I'd like to know that too I ran server 2003 as a desktop OS for awhile.

 

I missed the "generally" that should have preceded the first part:

"server OSes cannot generally run on PC motherboards", as the last part had it included "just as server boards can generally not run desktop OSes"

 

Post has been updated.

Edited by jmonroe0914
Link to comment
Share on other sites
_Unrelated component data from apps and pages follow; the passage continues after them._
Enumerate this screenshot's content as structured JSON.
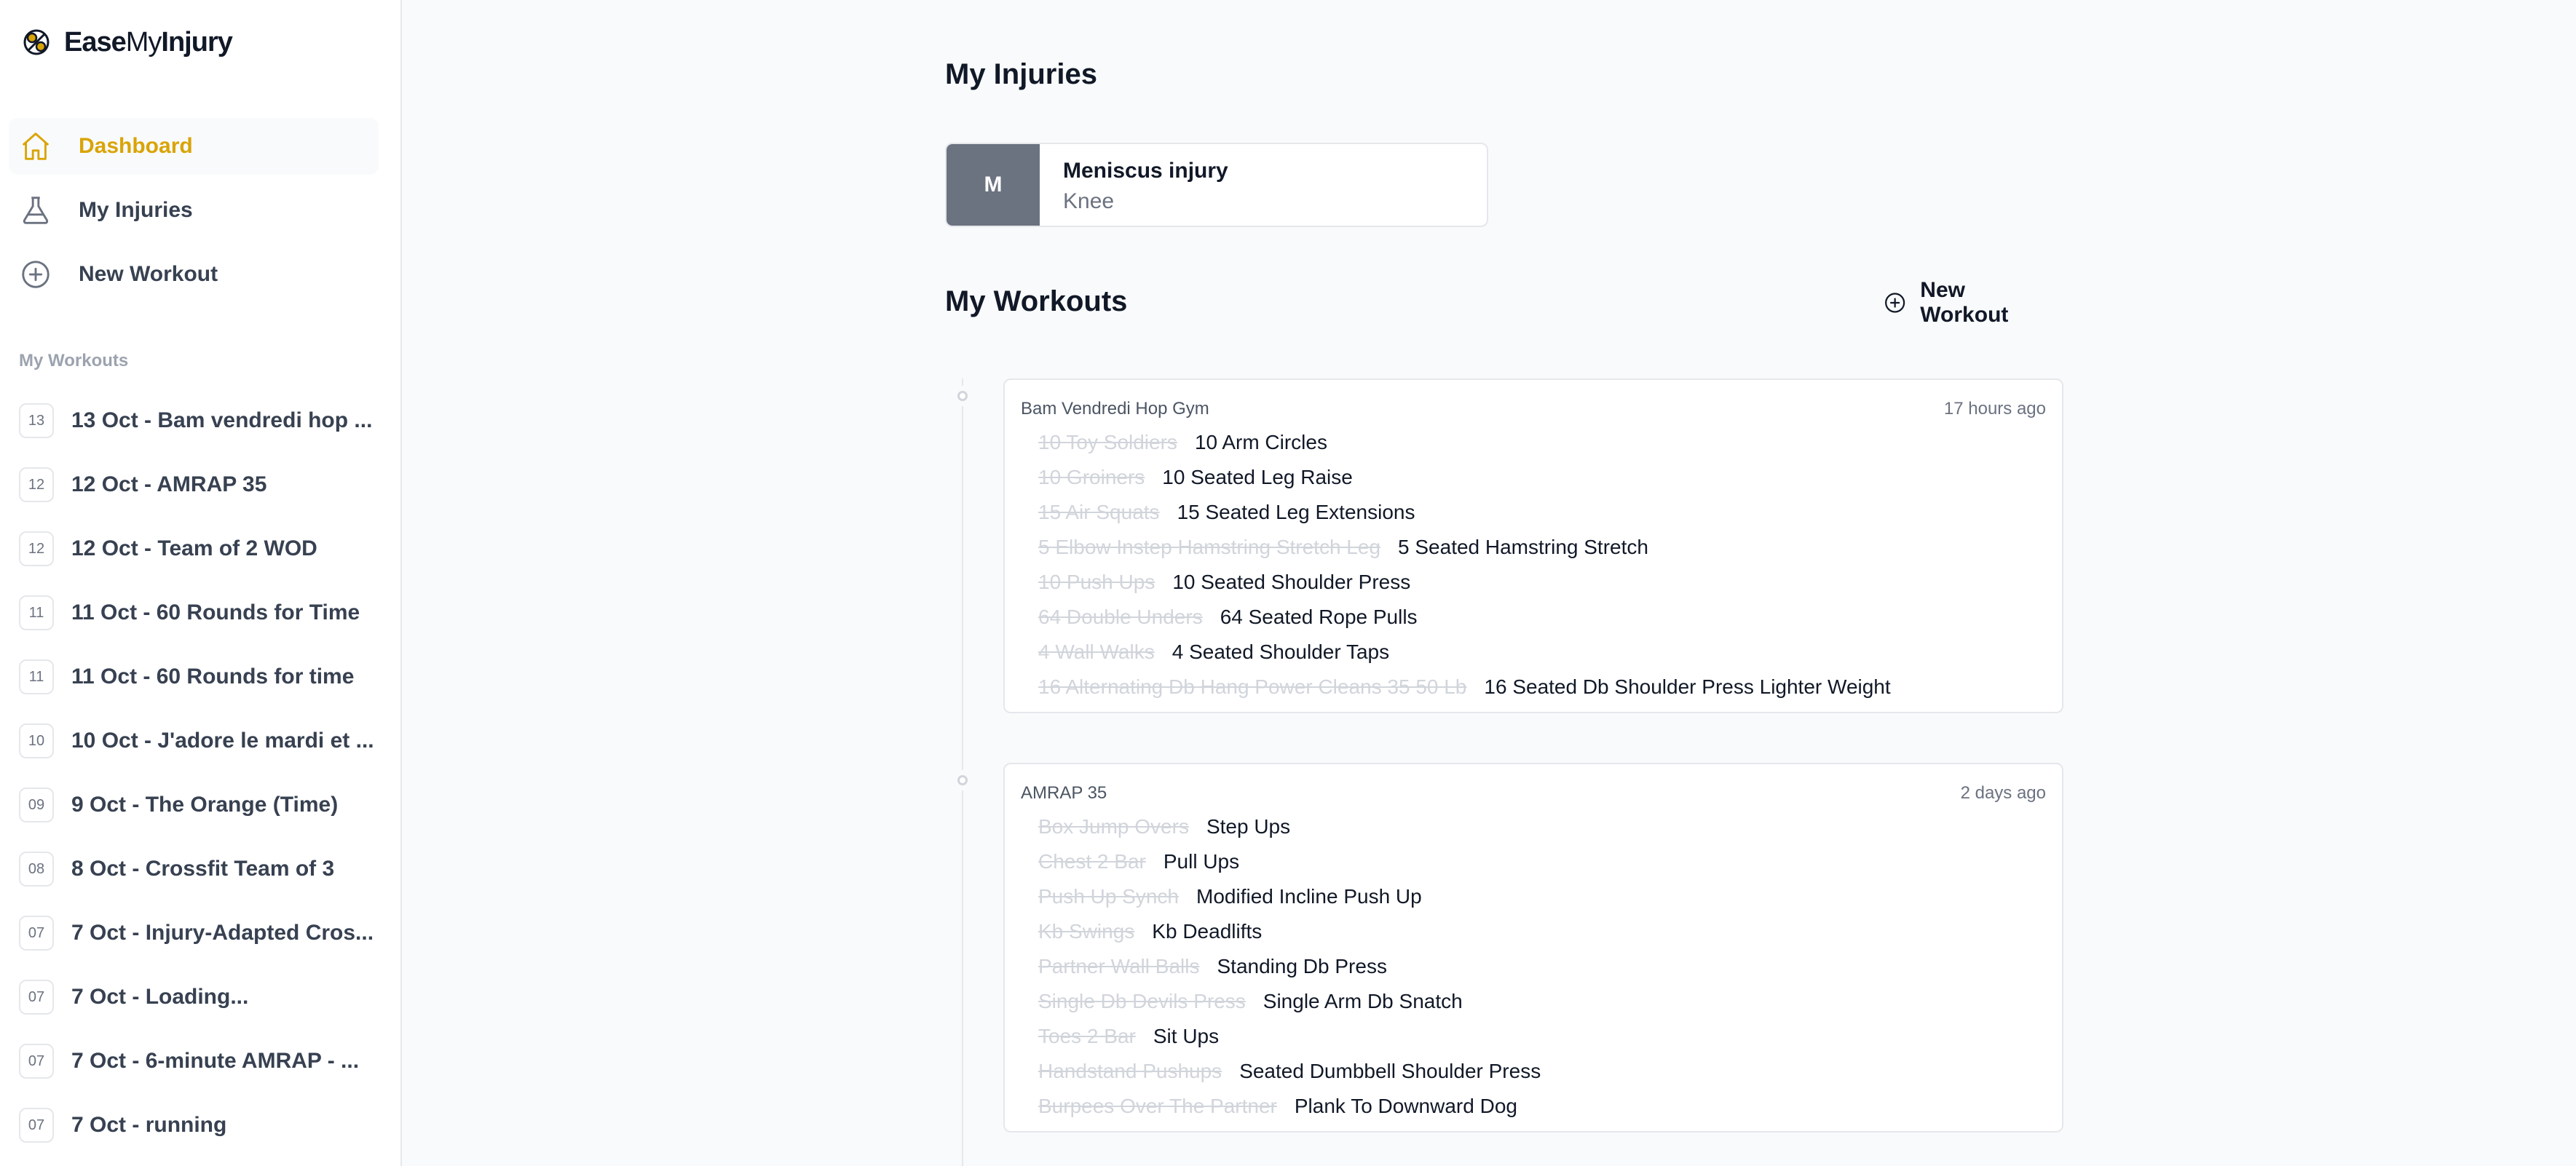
{
  "app": {
    "brand_bold": "Ease",
    "brand_regular": "My",
    "brand_bold2": "Injury",
    "accent": "#d9a406"
  },
  "nav": [
    {
      "label": "Dashboard",
      "icon": "home-icon",
      "active": true
    },
    {
      "label": "My Injuries",
      "icon": "flask-icon",
      "active": false
    },
    {
      "label": "New Workout",
      "icon": "plus-circle-icon",
      "active": false
    }
  ],
  "sidebar": {
    "section_label": "My Workouts",
    "workouts": [
      {
        "badge": "13",
        "title": "13 Oct - Bam vendredi hop ..."
      },
      {
        "badge": "12",
        "title": "12 Oct - AMRAP 35"
      },
      {
        "badge": "12",
        "title": "12 Oct - Team of 2 WOD"
      },
      {
        "badge": "11",
        "title": "11 Oct - 60 Rounds for Time"
      },
      {
        "badge": "11",
        "title": "11 Oct - 60 Rounds for time"
      },
      {
        "badge": "10",
        "title": "10 Oct - J'adore le mardi et ..."
      },
      {
        "badge": "09",
        "title": "9 Oct - The Orange (Time)"
      },
      {
        "badge": "08",
        "title": "8 Oct - Crossfit Team of 3"
      },
      {
        "badge": "07",
        "title": "7 Oct - Injury-Adapted Cros..."
      },
      {
        "badge": "07",
        "title": "7 Oct - Loading..."
      },
      {
        "badge": "07",
        "title": "7 Oct - 6-minute AMRAP - ..."
      },
      {
        "badge": "07",
        "title": "7 Oct - running"
      }
    ]
  },
  "main": {
    "injuries_title": "My Injuries",
    "injury": {
      "initial": "M",
      "name": "Meniscus injury",
      "location": "Knee"
    },
    "workouts_title": "My Workouts",
    "new_workout_label": "New Workout",
    "cards": [
      {
        "name": "Bam Vendredi Hop Gym",
        "time": "17 hours ago",
        "exercises": [
          {
            "old": "10 Toy Soldiers",
            "new": "10 Arm Circles"
          },
          {
            "old": "10 Groiners",
            "new": "10 Seated Leg Raise"
          },
          {
            "old": "15 Air Squats",
            "new": "15 Seated Leg Extensions"
          },
          {
            "old": "5 Elbow Instep Hamstring Stretch Leg",
            "new": "5 Seated Hamstring Stretch"
          },
          {
            "old": "10 Push Ups",
            "new": "10 Seated Shoulder Press"
          },
          {
            "old": "64 Double Unders",
            "new": "64 Seated Rope Pulls"
          },
          {
            "old": "4 Wall Walks",
            "new": "4 Seated Shoulder Taps"
          },
          {
            "old": "16 Alternating Db Hang Power Cleans 35 50 Lb",
            "new": "16 Seated Db Shoulder Press Lighter Weight"
          }
        ]
      },
      {
        "name": "AMRAP 35",
        "time": "2 days ago",
        "exercises": [
          {
            "old": "Box Jump Overs",
            "new": "Step Ups"
          },
          {
            "old": "Chest 2 Bar",
            "new": "Pull Ups"
          },
          {
            "old": "Push Up Synch",
            "new": "Modified Incline Push Up"
          },
          {
            "old": "Kb Swings",
            "new": "Kb Deadlifts"
          },
          {
            "old": "Partner Wall Balls",
            "new": "Standing Db Press"
          },
          {
            "old": "Single Db Devils Press",
            "new": "Single Arm Db Snatch"
          },
          {
            "old": "Toes 2 Bar",
            "new": "Sit Ups"
          },
          {
            "old": "Handstand Pushups",
            "new": "Seated Dumbbell Shoulder Press"
          },
          {
            "old": "Burpees Over The Partner",
            "new": "Plank To Downward Dog"
          }
        ]
      }
    ]
  }
}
Still full of crap except for drivers every server OS I've used at least half a dozen ran fine on pc hardware, and the Steve blade I had ran XP,2000 standard, Vista and seven

 

Show me a desktop board that says a server OS is a supported OS for the board... there's a reason why there's two different boards for the two different types of OSes and it's more than just drivers.

 

You can run a gas car engine on E85, even when it's not compatible with E85.  It will cause fuel injector failure over time, among other things.  Simply because one can run an OS on a board that wasn't designed for it does not mean it's a good idea and should be done. 

Edited by jmonroe0914
Link to comment
Share on other sites

Create an account or sign in to comment

You need to be a member in order to leave a comment

Create an account

Sign up for a new account in our community. It's easy!

Register a new account

Sign in

Already have an account? Sign in here.

Sign In Now
 Share

  • Recently Browsing   0 members

    • No registered users viewing this page.


×
×
  • Create New...